WHAT YOU WILL DO: Write out the whole listing again so that each line matches the original.

DATASET RECORDS:
****
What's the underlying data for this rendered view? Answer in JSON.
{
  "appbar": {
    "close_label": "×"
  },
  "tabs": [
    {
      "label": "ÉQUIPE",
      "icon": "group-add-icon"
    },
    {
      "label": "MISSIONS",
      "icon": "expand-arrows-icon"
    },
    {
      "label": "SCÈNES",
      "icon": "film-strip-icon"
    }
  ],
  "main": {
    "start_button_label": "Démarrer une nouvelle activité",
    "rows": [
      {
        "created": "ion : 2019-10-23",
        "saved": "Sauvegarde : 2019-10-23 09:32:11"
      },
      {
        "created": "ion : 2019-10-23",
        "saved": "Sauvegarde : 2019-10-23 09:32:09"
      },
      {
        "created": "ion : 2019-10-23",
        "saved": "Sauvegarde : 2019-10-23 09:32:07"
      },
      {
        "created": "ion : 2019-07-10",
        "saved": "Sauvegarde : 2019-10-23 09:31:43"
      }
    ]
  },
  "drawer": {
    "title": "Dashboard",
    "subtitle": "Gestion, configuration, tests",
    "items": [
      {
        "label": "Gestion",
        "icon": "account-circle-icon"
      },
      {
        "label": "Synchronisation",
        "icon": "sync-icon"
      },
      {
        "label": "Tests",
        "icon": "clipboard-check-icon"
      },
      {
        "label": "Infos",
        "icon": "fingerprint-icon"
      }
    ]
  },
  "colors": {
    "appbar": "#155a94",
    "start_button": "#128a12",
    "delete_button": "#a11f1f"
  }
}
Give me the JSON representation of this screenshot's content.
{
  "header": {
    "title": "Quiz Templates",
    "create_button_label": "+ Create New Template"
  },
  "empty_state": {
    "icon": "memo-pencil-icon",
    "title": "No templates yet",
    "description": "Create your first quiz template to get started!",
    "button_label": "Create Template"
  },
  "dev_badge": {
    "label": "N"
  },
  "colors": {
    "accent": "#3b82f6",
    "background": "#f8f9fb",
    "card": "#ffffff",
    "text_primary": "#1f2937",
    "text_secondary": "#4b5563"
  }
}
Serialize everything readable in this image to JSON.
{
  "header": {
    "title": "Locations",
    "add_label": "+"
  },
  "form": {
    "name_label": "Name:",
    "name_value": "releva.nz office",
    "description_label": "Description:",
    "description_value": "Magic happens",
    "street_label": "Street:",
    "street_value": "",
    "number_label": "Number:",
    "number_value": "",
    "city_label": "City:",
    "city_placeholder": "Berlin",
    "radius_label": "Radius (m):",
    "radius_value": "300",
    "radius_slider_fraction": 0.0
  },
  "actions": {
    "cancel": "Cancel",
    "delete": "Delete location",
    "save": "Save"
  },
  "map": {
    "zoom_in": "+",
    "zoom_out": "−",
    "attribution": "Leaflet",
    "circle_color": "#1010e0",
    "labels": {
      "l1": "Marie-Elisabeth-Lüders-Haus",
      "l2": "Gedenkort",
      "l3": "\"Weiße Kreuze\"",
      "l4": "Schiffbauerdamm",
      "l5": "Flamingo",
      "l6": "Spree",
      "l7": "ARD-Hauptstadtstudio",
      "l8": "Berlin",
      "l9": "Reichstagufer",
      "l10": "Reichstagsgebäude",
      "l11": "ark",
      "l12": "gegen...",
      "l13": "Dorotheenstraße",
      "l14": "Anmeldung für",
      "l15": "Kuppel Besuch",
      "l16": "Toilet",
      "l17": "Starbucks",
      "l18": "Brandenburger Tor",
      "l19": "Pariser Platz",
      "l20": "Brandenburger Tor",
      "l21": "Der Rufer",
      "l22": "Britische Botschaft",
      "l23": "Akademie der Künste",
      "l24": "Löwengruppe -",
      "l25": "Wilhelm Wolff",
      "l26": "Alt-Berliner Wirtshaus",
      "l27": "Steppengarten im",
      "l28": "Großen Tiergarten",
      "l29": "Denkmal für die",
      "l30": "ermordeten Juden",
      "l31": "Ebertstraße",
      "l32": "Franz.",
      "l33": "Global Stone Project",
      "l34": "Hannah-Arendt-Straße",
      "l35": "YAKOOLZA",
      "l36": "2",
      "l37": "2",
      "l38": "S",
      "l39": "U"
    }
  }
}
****
EXERCISE RESPONSE:
What's the underlying data for this rendered view? Answer in JSON.
{
  "appbar": {
    "close_label": "×"
  },
  "tabs": [
    {
      "label": "ÉQUIPE",
      "icon": "group-add-icon"
    },
    {
      "label": "MISSIONS",
      "icon": "expand-arrows-icon"
    },
    {
      "label": "SCÈNES",
      "icon": "film-strip-icon"
    }
  ],
  "main": {
    "start_button_label": "Démarrer une nouvelle activité",
    "rows": [
      {
        "created": "ion : 2019-10-23",
        "saved": "Sauvegarde : 2019-10-23 09:32:11"
      },
      {
        "created": "ion : 2019-10-23",
        "saved": "Sauvegarde : 2019-10-23 09:32:09"
      },
      {
        "created": "ion : 2019-10-23",
        "saved": "Sauvegarde : 2019-10-23 09:32:07"
      },
      {
        "created": "ion : 2019-07-10",
        "saved": "Sauvegarde : 2019-10-23 09:31:43"
      }
    ]
  },
  "drawer": {
    "title": "Dashboard",
    "subtitle": "Gestion, configuration, tests",
    "items": [
      {
        "label": "Gestion",
        "icon": "account-circle-icon"
      },
      {
        "label": "Synchronisation",
        "icon": "sync-icon"
      },
      {
        "label": "Tests",
        "icon": "clipboard-check-icon"
      },
      {
        "label": "Infos",
        "icon": "fingerprint-icon"
      }
    ]
  },
  "colors": {
    "appbar": "#155a94",
    "start_button": "#128a12",
    "delete_button": "#a11f1f"
  }
}
Give me the JSON representation of this screenshot's content.
{
  "header": {
    "title": "Quiz Templates",
    "create_button_label": "+ Create New Template"
  },
  "empty_state": {
    "icon": "memo-pencil-icon",
    "title": "No templates yet",
    "description": "Create your first quiz template to get started!",
    "button_label": "Create Template"
  },
  "dev_badge": {
    "label": "N"
  },
  "colors": {
    "accent": "#3b82f6",
    "background": "#f8f9fb",
    "card": "#ffffff",
    "text_primary": "#1f2937",
    "text_secondary": "#4b5563"
  }
}
Serialize everything readable in this image to JSON.
{
  "header": {
    "title": "Locations",
    "add_label": "+"
  },
  "form": {
    "name_label": "Name:",
    "name_value": "releva.nz office",
    "description_label": "Description:",
    "description_value": "Magic happens",
    "street_label": "Street:",
    "street_value": "",
    "number_label": "Number:",
    "number_value": "",
    "city_label": "City:",
    "city_placeholder": "Berlin",
    "radius_label": "Radius (m):",
    "radius_value": "300",
    "radius_slider_fraction": 0.0
  },
  "actions": {
    "cancel": "Cancel",
    "delete": "Delete location",
    "save": "Save"
  },
  "map": {
    "zoom_in": "+",
    "zoom_out": "−",
    "attribution": "Leaflet",
    "circle_color": "#1010e0",
    "labels": {
      "l1": "Marie-Elisabeth-Lüders-Haus",
      "l2": "Gedenkort",
      "l3": "\"Weiße Kreuze\"",
      "l4": "Schiffbauerdamm",
      "l5": "Flamingo",
      "l6": "Spree",
      "l7": "ARD-Hauptstadtstudio",
      "l8": "Berlin",
      "l9": "Reichstagufer",
      "l10": "Reichstagsgebäude",
      "l11": "ark",
      "l12": "gegen...",
      "l13": "Dorotheenstraße",
      "l14": "Anmeldung für",
      "l15": "Kuppel Besuch",
      "l16": "Toilet",
      "l17": "Starbucks",
      "l18": "Brandenburger Tor",
      "l19": "Pariser Platz",
      "l20": "Brandenburger Tor",
      "l21": "Der Rufer",
      "l22": "Britische Botschaft",
      "l23": "Akademie der Künste",
      "l24": "Löwengruppe -",
      "l25": "Wilhelm Wolff",
      "l26": "Alt-Berliner Wirtshaus",
      "l27": "Steppengarten im",
      "l28": "Großen Tiergarten",
      "l29": "Denkmal für die",
      "l30": "ermordeten Juden",
      "l31": "Ebertstraße",
      "l32": "Franz.",
      "l33": "Global Stone Project",
      "l34": "Hannah-Arendt-Straße",
      "l35": "YAKOOLZA",
      "l36": "2",
      "l37": "2",
      "l38": "S",
      "l39": "U"
    }
  }
}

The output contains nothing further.